Question: What should the concrete contractor have done differently to avoid the reentrant corner cracks?

Answer: There are a number of ways to reduce the chance that a random crack will develop off a re-entrant corner.

Along foundation walls, the most reliable method is to isolate pilasters with a diamond-shaped box-out, such that the point on the diamond is aligned with the proposed sawcut (see Diagram 4).

Foundation corner pilasters should be boxed out (see Diagram 5). While the box-out detail almost assures 100% success, you could have improved your chances of success by using a double thickness isolation material on all faces of the pilasters and using cut pieces taped together at the corners to maintain the full thickness of the material at the re-entrant corners (see Diagram 6).

At dock levelers, the most reliable approach is to form a doweled construction joint along the end face of the leveler units (see Diagram 7). This requires a separate concrete placement between the leveler. But usually, the placement can be combined with another portion of the slab placement.

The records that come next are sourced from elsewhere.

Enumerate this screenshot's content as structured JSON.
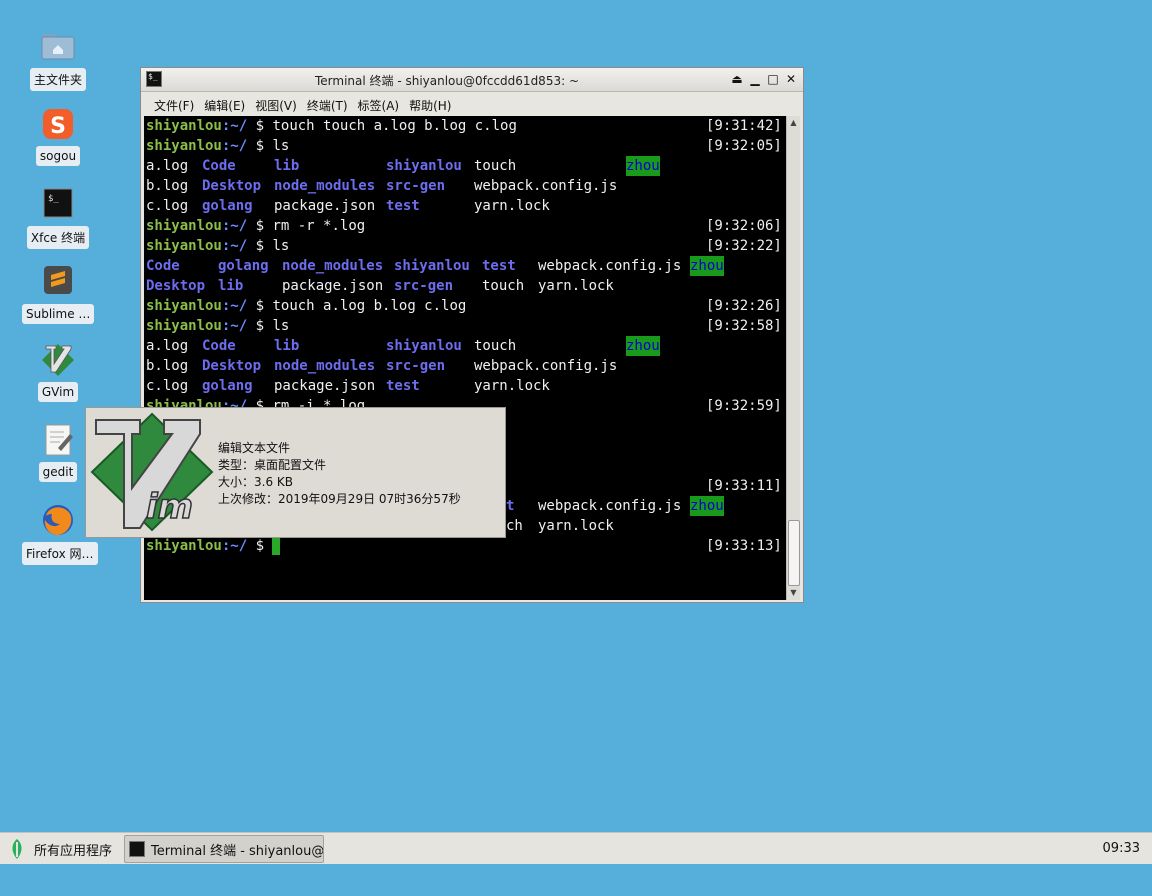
{
  "desktop": {
    "icons": [
      {
        "label": "主文件夹",
        "icon": "home-folder-icon"
      },
      {
        "label": "sogou",
        "icon": "sogou-icon"
      },
      {
        "label": "Xfce 终端",
        "icon": "terminal-icon"
      },
      {
        "label": "Sublime …",
        "icon": "sublime-text-icon"
      },
      {
        "label": "GVim",
        "icon": "gvim-icon"
      },
      {
        "label": "gedit",
        "icon": "gedit-icon"
      },
      {
        "label": "Firefox 网…",
        "icon": "firefox-icon"
      }
    ]
  },
  "terminal": {
    "title": "Terminal 终端 - shiyanlou@0fccdd61d853: ~",
    "menu": [
      "文件(F)",
      "编辑(E)",
      "视图(V)",
      "终端(T)",
      "标签(A)",
      "帮助(H)"
    ],
    "prompt": {
      "user": "shiyanlou",
      "path": ":~/",
      "symbol": "$"
    },
    "commands": [
      {
        "cmd": "touch touch a.log b.log c.log",
        "time": "[9:31:42]"
      },
      {
        "cmd": "ls",
        "time": "[9:32:05]"
      },
      {
        "cmd": "rm -r *.log",
        "time": "[9:32:06]"
      },
      {
        "cmd": "ls",
        "time": "[9:32:22]"
      },
      {
        "cmd": "touch a.log b.log c.log",
        "time": "[9:32:26]"
      },
      {
        "cmd": "ls",
        "time": "[9:32:58]"
      },
      {
        "cmd": "rm -i *.log",
        "time": "[9:32:59]"
      },
      {
        "cmd": "",
        "time": "[9:33:11]"
      },
      {
        "cmd": "",
        "time": "[9:33:13]"
      }
    ],
    "files": {
      "a_log": "a.log",
      "b_log": "b.log",
      "c_log": "c.log",
      "code": "Code",
      "desktop": "Desktop",
      "golang": "golang",
      "lib": "lib",
      "node_modules": "node_modules",
      "package_json": "package.json",
      "shiyanlou": "shiyanlou",
      "src_gen": "src-gen",
      "test": "test",
      "touch": "touch",
      "webpack": "webpack.config.js",
      "yarn": "yarn.lock",
      "zhou": "zhou"
    },
    "partial": {
      "row9": "shiyanlou:~/ $ rm -i *.log",
      "row19a": "t",
      "row20": "ch"
    }
  },
  "tooltip": {
    "name": "编辑文本文件",
    "type": "类型：桌面配置文件",
    "size": "大小：3.6 KB",
    "modified": "上次修改：2019年09月29日 07时36分57秒"
  },
  "taskbar": {
    "apps_label": "所有应用程序",
    "task_label": "Terminal 终端 - shiyanlou@…",
    "clock": "09:33"
  }
}
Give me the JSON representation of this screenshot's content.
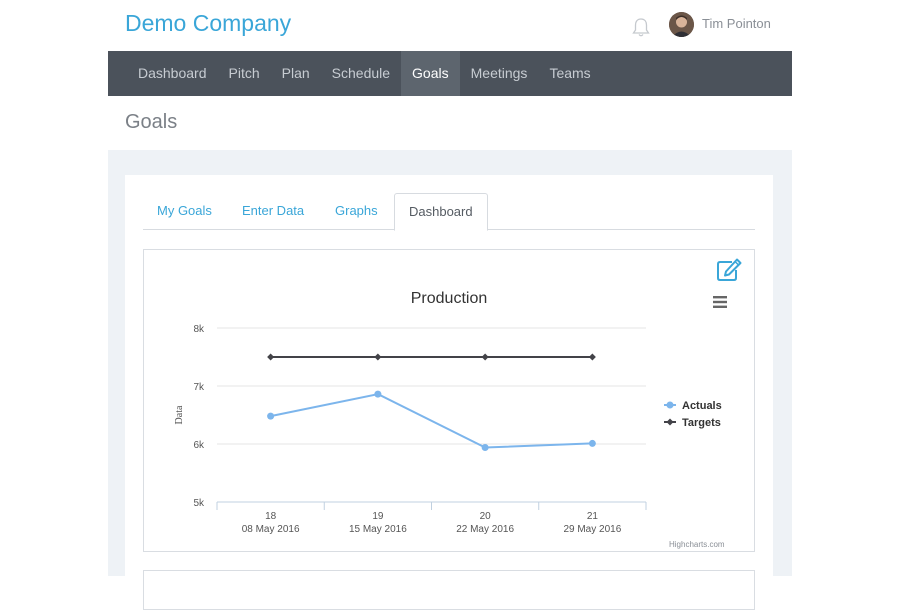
{
  "header": {
    "company": "Demo Company",
    "user_name": "Tim Pointon"
  },
  "nav": {
    "items": [
      {
        "label": "Dashboard"
      },
      {
        "label": "Pitch"
      },
      {
        "label": "Plan"
      },
      {
        "label": "Schedule"
      },
      {
        "label": "Goals",
        "active": true
      },
      {
        "label": "Meetings"
      },
      {
        "label": "Teams"
      }
    ]
  },
  "page": {
    "title": "Goals"
  },
  "tabs": [
    {
      "label": "My Goals"
    },
    {
      "label": "Enter Data"
    },
    {
      "label": "Graphs"
    },
    {
      "label": "Dashboard",
      "active": true
    }
  ],
  "colors": {
    "accent": "#3aa6d8",
    "nav_bg": "#4b525b",
    "actuals": "#7cb5ec",
    "targets": "#434348"
  },
  "chart_data": {
    "type": "line",
    "title": "Production",
    "ylabel": "Data",
    "xlabel": "",
    "ylim": [
      5000,
      8000
    ],
    "yticks": [
      "5k",
      "6k",
      "7k",
      "8k"
    ],
    "categories": [
      {
        "top": "18",
        "bottom": "08 May 2016"
      },
      {
        "top": "19",
        "bottom": "15 May 2016"
      },
      {
        "top": "20",
        "bottom": "22 May 2016"
      },
      {
        "top": "21",
        "bottom": "29 May 2016"
      }
    ],
    "series": [
      {
        "name": "Actuals",
        "values": [
          6480,
          6860,
          5940,
          6010
        ]
      },
      {
        "name": "Targets",
        "values": [
          7500,
          7500,
          7500,
          7500
        ]
      }
    ],
    "legend": "right",
    "credits": "Highcharts.com"
  }
}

To help keep a random crack from developing off an inside corner of a foundation wall, you can use one of two approaches. On larger projects, the slab placements can be divided such that concrete is not placed around an inside foundation corner monolithically (see Diagram 8).

On smaller projects where it is not cost-effective to make multiple placements, you can use a crack inducer. One such approach is to use a pre-formed metal keyway as an extension of the wall lines. By running 5 feet of the 10-foot keyway sections into the body of the slab, the re-entrant corner is removed and cracking will occur along the sawcut lines (see Diagram 9).

For this detail, the top of the keyway is purposely kept 1½ inches below the top of the slab, such that the sawcut can pass directly over the top of the depressed keyway. It is important to carefully deposit concrete on both sides of the keyway equally to maintain the proper alignment of the keyway section.

One additional measure that can be used at re-entrant corner locations is using a hand-held saw to finish off any sawcut that would otherwise remain inches short of the re-entrant corner or face of a pilaster.

Peter Craig is a regular contributing editor for Problem Clinic. He is an independent concrete floor consultant with the firm, Concrete Constructives. He has more than 34 years of experience with concrete slabs and specializes in diagnosing and correcting moisture-related flooring problems. Telephone 207-946-5697, or